GOAL OF THE EXERCISE:
Every entry below must be retyped exactly, and the pictures must be left out.

######

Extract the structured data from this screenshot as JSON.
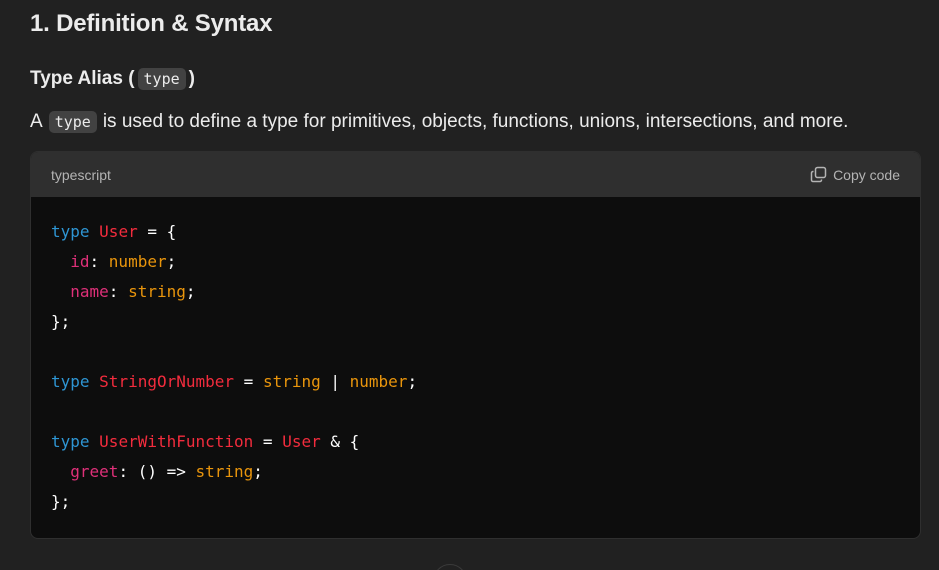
{
  "heading": "1. Definition & Syntax",
  "subheading": {
    "prefix": "Type Alias (",
    "code": "type",
    "suffix": ")"
  },
  "paragraph": {
    "before": "A",
    "code": "type",
    "after": "is used to define a type for primitives, objects, functions, unions, intersections, and more."
  },
  "codeblock": {
    "language": "typescript",
    "copy_label": "Copy code",
    "copy_icon": "copy-icon",
    "lines": [
      [
        {
          "t": "kw",
          "v": "type"
        },
        {
          "t": "pn",
          "v": " "
        },
        {
          "t": "tname",
          "v": "User"
        },
        {
          "t": "pn",
          "v": " = {"
        }
      ],
      [
        {
          "t": "pn",
          "v": "  "
        },
        {
          "t": "tn",
          "v": "id"
        },
        {
          "t": "pn",
          "v": ": "
        },
        {
          "t": "pt",
          "v": "number"
        },
        {
          "t": "pn",
          "v": ";"
        }
      ],
      [
        {
          "t": "pn",
          "v": "  "
        },
        {
          "t": "tn",
          "v": "name"
        },
        {
          "t": "pn",
          "v": ": "
        },
        {
          "t": "pt",
          "v": "string"
        },
        {
          "t": "pn",
          "v": ";"
        }
      ],
      [
        {
          "t": "pn",
          "v": "};"
        }
      ],
      [],
      [
        {
          "t": "kw",
          "v": "type"
        },
        {
          "t": "pn",
          "v": " "
        },
        {
          "t": "tname",
          "v": "StringOrNumber"
        },
        {
          "t": "pn",
          "v": " = "
        },
        {
          "t": "pt",
          "v": "string"
        },
        {
          "t": "pn",
          "v": " | "
        },
        {
          "t": "pt",
          "v": "number"
        },
        {
          "t": "pn",
          "v": ";"
        }
      ],
      [],
      [
        {
          "t": "kw",
          "v": "type"
        },
        {
          "t": "pn",
          "v": " "
        },
        {
          "t": "tname",
          "v": "UserWithFunction"
        },
        {
          "t": "pn",
          "v": " = "
        },
        {
          "t": "tname",
          "v": "User"
        },
        {
          "t": "pn",
          "v": " & {"
        }
      ],
      [
        {
          "t": "pn",
          "v": "  "
        },
        {
          "t": "tn",
          "v": "greet"
        },
        {
          "t": "pn",
          "v": ": () => "
        },
        {
          "t": "pt",
          "v": "string"
        },
        {
          "t": "pn",
          "v": ";"
        }
      ],
      [
        {
          "t": "pn",
          "v": "};"
        }
      ]
    ]
  },
  "colors": {
    "background": "#212121",
    "code_background": "#0d0d0d",
    "header_background": "#2f2f2f",
    "keyword": "#2e95d3",
    "type_name": "#f22c3d",
    "property": "#df3079",
    "primitive": "#e9950c"
  }
}
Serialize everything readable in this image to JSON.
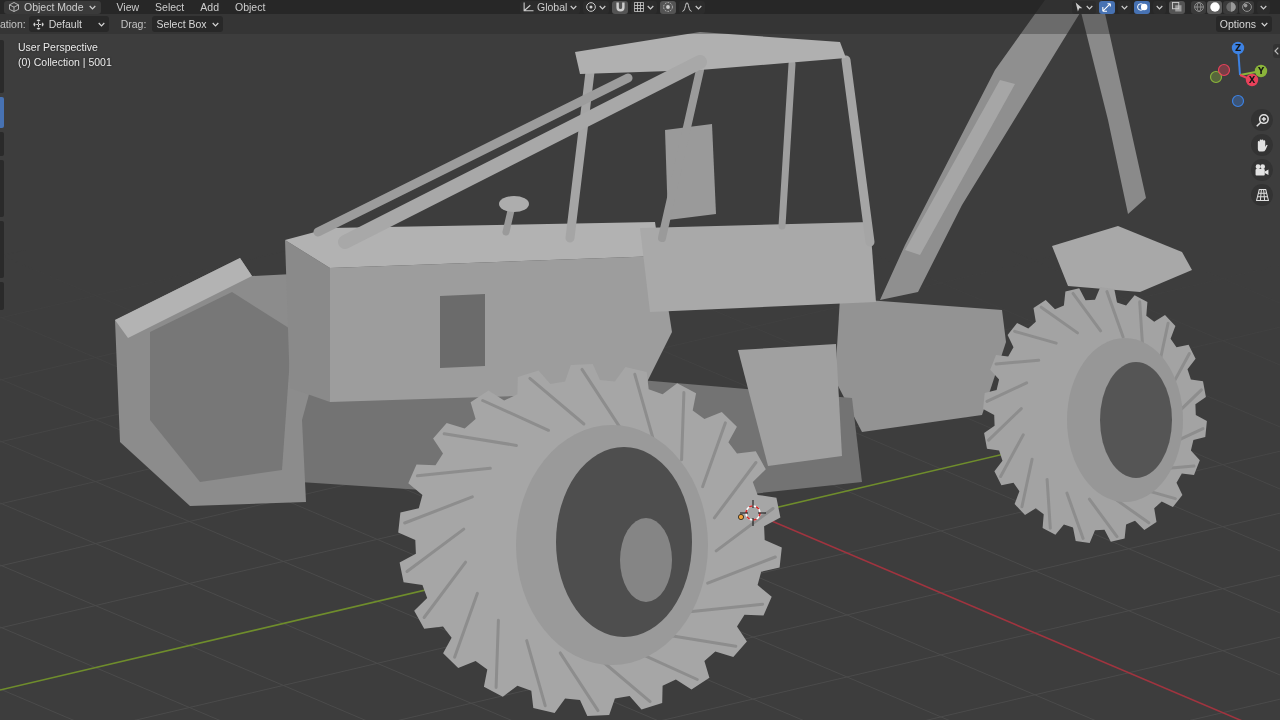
{
  "header": {
    "mode": "Object Mode",
    "menus": [
      "View",
      "Select",
      "Add",
      "Object"
    ],
    "orientation": "Global",
    "toggles": [
      {
        "kind": "snap",
        "on": false
      },
      {
        "kind": "proportional",
        "on": false
      }
    ],
    "overlays": [
      {
        "kind": "gizmo",
        "on": true
      },
      {
        "kind": "overlay",
        "on": true
      },
      {
        "kind": "xray",
        "on": false
      }
    ],
    "shading": [
      {
        "kind": "wireframe",
        "selected": false
      },
      {
        "kind": "solid",
        "selected": true
      },
      {
        "kind": "material",
        "selected": false
      },
      {
        "kind": "rendered",
        "selected": false
      }
    ]
  },
  "tool_settings": {
    "cut_label": "ation:",
    "cut_value": "Default",
    "drag_label": "Drag:",
    "drag": "Select Box",
    "options": "Options"
  },
  "toolbar": [
    {
      "selected": false
    },
    {
      "selected": true
    },
    {
      "selected": false
    },
    {
      "selected": false
    },
    {
      "selected": false
    },
    {
      "selected": false
    }
  ],
  "viewport": {
    "view": "User Perspective",
    "collection": "(0) Collection | 5001"
  },
  "navigation_gizmo": {
    "axes": [
      {
        "label": "Z",
        "color": "#3d82e3"
      },
      {
        "label": "Y",
        "color": "#8ab43a"
      },
      {
        "label": "X",
        "color": "#e8415a"
      }
    ]
  }
}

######

SOLUTION TO THIS EXERCISE:
Extract the structured data from this screenshot as JSON.
{
  "heading": "1. Definition & Syntax",
  "subheading": {
    "prefix": "Type Alias (",
    "code": "type",
    "suffix": ")"
  },
  "paragraph": {
    "before": "A",
    "code": "type",
    "after": "is used to define a type for primitives, objects, functions, unions, intersections, and more."
  },
  "codeblock": {
    "language": "typescript",
    "copy_label": "Copy code",
    "copy_icon": "copy-icon",
    "lines": [
      [
        {
          "t": "kw",
          "v": "type"
        },
        {
          "t": "pn",
          "v": " "
        },
        {
          "t": "tname",
          "v": "User"
        },
        {
          "t": "pn",
          "v": " = {"
        }
      ],
      [
        {
          "t": "pn",
          "v": "  "
        },
        {
          "t": "tn",
          "v": "id"
        },
        {
          "t": "pn",
          "v": ": "
        },
        {
          "t": "pt",
          "v": "number"
        },
        {
          "t": "pn",
          "v": ";"
        }
      ],
      [
        {
          "t": "pn",
          "v": "  "
        },
        {
          "t": "tn",
          "v": "name"
        },
        {
          "t": "pn",
          "v": ": "
        },
        {
          "t": "pt",
          "v": "string"
        },
        {
          "t": "pn",
          "v": ";"
        }
      ],
      [
        {
          "t": "pn",
          "v": "};"
        }
      ],
      [],
      [
        {
          "t": "kw",
          "v": "type"
        },
        {
          "t": "pn",
          "v": " "
        },
        {
          "t": "tname",
          "v": "StringOrNumber"
        },
        {
          "t": "pn",
          "v": " = "
        },
        {
          "t": "pt",
          "v": "string"
        },
        {
          "t": "pn",
          "v": " | "
        },
        {
          "t": "pt",
          "v": "number"
        },
        {
          "t": "pn",
          "v": ";"
        }
      ],
      [],
      [
        {
          "t": "kw",
          "v": "type"
        },
        {
          "t": "pn",
          "v": " "
        },
        {
          "t": "tname",
          "v": "UserWithFunction"
        },
        {
          "t": "pn",
          "v": " = "
        },
        {
          "t": "tname",
          "v": "User"
        },
        {
          "t": "pn",
          "v": " & {"
        }
      ],
      [
        {
          "t": "pn",
          "v": "  "
        },
        {
          "t": "tn",
          "v": "greet"
        },
        {
          "t": "pn",
          "v": ": () => "
        },
        {
          "t": "pt",
          "v": "string"
        },
        {
          "t": "pn",
          "v": ";"
        }
      ],
      [
        {
          "t": "pn",
          "v": "};"
        }
      ]
    ]
  },
  "colors": {
    "background": "#212121",
    "code_background": "#0d0d0d",
    "header_background": "#2f2f2f",
    "keyword": "#2e95d3",
    "type_name": "#f22c3d",
    "property": "#df3079",
    "primitive": "#e9950c"
  }
}
Serialize everything readable in this image to JSON.
{
  "header": {
    "mode": "Object Mode",
    "menus": [
      "View",
      "Select",
      "Add",
      "Object"
    ],
    "orientation": "Global",
    "toggles": [
      {
        "kind": "snap",
        "on": false
      },
      {
        "kind": "proportional",
        "on": false
      }
    ],
    "overlays": [
      {
        "kind": "gizmo",
        "on": true
      },
      {
        "kind": "overlay",
        "on": true
      },
      {
        "kind": "xray",
        "on": false
      }
    ],
    "shading": [
      {
        "kind": "wireframe",
        "selected": false
      },
      {
        "kind": "solid",
        "selected": true
      },
      {
        "kind": "material",
        "selected": false
      },
      {
        "kind": "rendered",
        "selected": false
      }
    ]
  },
  "tool_settings": {
    "cut_label": "ation:",
    "cut_value": "Default",
    "drag_label": "Drag:",
    "drag": "Select Box",
    "options": "Options"
  },
  "toolbar": [
    {
      "selected": false
    },
    {
      "selected": true
    },
    {
      "selected": false
    },
    {
      "selected": false
    },
    {
      "selected": false
    },
    {
      "selected": false
    }
  ],
  "viewport": {
    "view": "User Perspective",
    "collection": "(0) Collection | 5001"
  },
  "navigation_gizmo": {
    "axes": [
      {
        "label": "Z",
        "color": "#3d82e3"
      },
      {
        "label": "Y",
        "color": "#8ab43a"
      },
      {
        "label": "X",
        "color": "#e8415a"
      }
    ]
  }
}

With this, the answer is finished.